Our drive west to the ocean is quiet, the road hissing beneath our tires, the drizzle hiding the greater world around us. It is just us, the dashed stripe down the pavement, and the last vestiges of winter along the highway’s edge.
Washington is the Evergreen State, and it is always, ever, green; winter or summer, rain or sunshine, something is always green. In this season, it is the cedars, pines, firs, and spruce. They covered the hillsides and the slopes between us and the limits of the grey-misted world: tall, shaggy, dark green sentinels ranked in thick forest ranks, or short, stripling, pale green youngsters rising from the steaming refuse of clear-cut acreage. But not everything is green.
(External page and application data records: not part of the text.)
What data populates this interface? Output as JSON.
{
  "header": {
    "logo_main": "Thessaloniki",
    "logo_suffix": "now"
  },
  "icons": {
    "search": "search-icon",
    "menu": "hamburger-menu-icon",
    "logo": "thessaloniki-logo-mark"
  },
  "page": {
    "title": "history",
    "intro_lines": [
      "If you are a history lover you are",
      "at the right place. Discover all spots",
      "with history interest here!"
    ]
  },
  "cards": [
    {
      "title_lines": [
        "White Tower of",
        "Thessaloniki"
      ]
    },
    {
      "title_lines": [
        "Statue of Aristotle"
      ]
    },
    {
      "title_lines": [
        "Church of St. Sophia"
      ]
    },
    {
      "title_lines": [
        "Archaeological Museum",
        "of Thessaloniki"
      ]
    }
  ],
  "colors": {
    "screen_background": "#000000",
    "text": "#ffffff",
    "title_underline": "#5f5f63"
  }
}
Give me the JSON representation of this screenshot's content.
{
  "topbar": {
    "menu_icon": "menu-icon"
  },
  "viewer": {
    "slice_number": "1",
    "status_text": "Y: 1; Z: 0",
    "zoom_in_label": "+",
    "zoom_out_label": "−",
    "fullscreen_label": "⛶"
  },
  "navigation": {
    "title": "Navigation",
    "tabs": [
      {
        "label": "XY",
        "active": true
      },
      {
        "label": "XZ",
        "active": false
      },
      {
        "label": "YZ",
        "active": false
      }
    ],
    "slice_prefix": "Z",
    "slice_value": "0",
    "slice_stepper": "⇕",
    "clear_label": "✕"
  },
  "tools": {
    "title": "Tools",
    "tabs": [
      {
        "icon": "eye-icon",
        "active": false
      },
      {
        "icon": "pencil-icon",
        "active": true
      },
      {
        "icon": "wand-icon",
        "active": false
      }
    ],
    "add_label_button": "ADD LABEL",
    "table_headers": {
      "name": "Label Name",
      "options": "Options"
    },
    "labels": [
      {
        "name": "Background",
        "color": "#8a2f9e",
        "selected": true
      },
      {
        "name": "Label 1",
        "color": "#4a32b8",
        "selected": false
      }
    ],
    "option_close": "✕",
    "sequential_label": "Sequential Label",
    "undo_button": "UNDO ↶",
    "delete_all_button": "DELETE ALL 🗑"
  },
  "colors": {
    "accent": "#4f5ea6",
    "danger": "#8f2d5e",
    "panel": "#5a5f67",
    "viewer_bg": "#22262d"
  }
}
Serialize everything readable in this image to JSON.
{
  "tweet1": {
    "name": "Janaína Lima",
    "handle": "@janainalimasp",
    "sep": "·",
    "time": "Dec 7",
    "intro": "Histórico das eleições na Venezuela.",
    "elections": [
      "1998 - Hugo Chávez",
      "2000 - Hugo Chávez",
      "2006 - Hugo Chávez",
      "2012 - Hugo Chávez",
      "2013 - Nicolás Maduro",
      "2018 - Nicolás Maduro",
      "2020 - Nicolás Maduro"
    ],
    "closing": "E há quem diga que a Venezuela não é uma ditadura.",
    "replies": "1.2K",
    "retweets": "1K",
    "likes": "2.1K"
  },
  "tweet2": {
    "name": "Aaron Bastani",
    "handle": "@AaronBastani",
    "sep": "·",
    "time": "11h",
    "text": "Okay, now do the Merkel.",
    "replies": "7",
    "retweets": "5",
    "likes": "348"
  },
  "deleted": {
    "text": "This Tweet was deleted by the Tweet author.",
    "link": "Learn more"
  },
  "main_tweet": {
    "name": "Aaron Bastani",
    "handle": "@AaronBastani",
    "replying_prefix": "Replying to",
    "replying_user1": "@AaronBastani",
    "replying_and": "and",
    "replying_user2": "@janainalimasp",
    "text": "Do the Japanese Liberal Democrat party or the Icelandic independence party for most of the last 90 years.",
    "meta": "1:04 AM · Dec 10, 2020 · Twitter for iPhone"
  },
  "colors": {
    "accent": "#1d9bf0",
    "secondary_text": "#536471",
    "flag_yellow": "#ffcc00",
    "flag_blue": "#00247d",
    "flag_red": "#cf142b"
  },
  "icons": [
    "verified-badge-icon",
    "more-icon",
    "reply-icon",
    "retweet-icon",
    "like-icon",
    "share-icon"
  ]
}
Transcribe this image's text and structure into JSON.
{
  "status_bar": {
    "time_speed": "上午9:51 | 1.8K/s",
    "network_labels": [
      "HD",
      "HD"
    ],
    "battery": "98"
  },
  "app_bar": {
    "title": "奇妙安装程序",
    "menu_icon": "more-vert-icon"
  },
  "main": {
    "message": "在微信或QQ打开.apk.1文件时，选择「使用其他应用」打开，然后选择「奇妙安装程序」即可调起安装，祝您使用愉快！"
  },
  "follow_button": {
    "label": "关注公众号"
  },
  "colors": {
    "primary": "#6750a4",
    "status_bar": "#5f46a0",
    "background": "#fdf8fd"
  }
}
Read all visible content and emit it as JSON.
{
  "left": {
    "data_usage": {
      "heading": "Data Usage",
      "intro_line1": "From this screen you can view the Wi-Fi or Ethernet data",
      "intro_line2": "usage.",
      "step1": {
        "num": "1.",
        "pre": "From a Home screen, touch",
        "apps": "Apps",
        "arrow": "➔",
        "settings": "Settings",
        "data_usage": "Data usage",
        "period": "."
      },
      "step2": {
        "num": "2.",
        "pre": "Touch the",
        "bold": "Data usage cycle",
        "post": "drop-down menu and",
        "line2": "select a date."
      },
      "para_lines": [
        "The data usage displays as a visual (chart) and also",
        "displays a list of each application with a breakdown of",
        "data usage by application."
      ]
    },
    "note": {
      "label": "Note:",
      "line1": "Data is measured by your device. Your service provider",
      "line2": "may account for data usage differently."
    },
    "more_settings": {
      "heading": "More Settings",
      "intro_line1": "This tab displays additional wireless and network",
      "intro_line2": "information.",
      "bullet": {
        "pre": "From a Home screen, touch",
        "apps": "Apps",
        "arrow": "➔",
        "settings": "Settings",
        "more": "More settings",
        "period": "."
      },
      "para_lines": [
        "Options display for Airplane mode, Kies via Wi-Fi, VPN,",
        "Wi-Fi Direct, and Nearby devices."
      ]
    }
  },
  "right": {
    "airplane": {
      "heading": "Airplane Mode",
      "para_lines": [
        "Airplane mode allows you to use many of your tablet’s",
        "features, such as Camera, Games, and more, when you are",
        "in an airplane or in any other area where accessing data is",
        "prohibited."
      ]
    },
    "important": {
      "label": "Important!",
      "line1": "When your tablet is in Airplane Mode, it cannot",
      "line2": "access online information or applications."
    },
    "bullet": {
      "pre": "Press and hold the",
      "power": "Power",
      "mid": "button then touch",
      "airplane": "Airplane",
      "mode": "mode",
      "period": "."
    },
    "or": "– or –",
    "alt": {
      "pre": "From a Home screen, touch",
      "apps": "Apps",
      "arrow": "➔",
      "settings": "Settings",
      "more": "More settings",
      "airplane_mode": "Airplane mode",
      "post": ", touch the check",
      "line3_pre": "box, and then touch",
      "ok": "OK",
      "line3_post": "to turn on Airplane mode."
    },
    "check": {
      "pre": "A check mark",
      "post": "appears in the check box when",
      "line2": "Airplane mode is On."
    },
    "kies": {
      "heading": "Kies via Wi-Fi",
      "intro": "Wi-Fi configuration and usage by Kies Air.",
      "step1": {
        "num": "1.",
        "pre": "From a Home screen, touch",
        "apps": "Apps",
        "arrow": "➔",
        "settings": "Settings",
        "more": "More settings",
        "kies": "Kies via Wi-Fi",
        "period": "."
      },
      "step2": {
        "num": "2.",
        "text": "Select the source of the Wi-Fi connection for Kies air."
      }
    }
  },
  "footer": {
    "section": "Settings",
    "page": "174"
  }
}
Along the roadsides lie ragged clumps of blond, hip-high rye-grass, their slender stalks and dog-eared leaves waving in the wind of our passage. Other trees–maples, birch, oak, and alder–stand naked to the cold, their wet bark blanketed in pale moss or clad in grey lichens, the tips of their branches blushing with the rose and gold of new buds. Beneath them, bracken ferns sleep a little longer, like weekend layabouts, beneath the russet curls of last year’s growth.
There are no flowers along the highway shoulder yet, just the dark spreading crowns of sword-leaf ferns and the new shoots of wild barley to tell us that spring is nearly here. When we get to the beach, the serrated salal leaves, sharp as a bread knife, drip with moisture, and the bearded grey buds on the willow twigs gleam with dew. A few frogs creak beneath the dreary day, complaining like old men until my footsteps draw too near. Ducks, northbound travelers, mutter in the marsh that separates me from the surf, while farther off, the pew-pew of plovers mingles with the cat-call of hungry gulls.
This is winter’s edge, its bite dulled by spring’s promise, but its grip still firm. For me, this is the beginning. This is my New Year’s Day. This is my season of hope.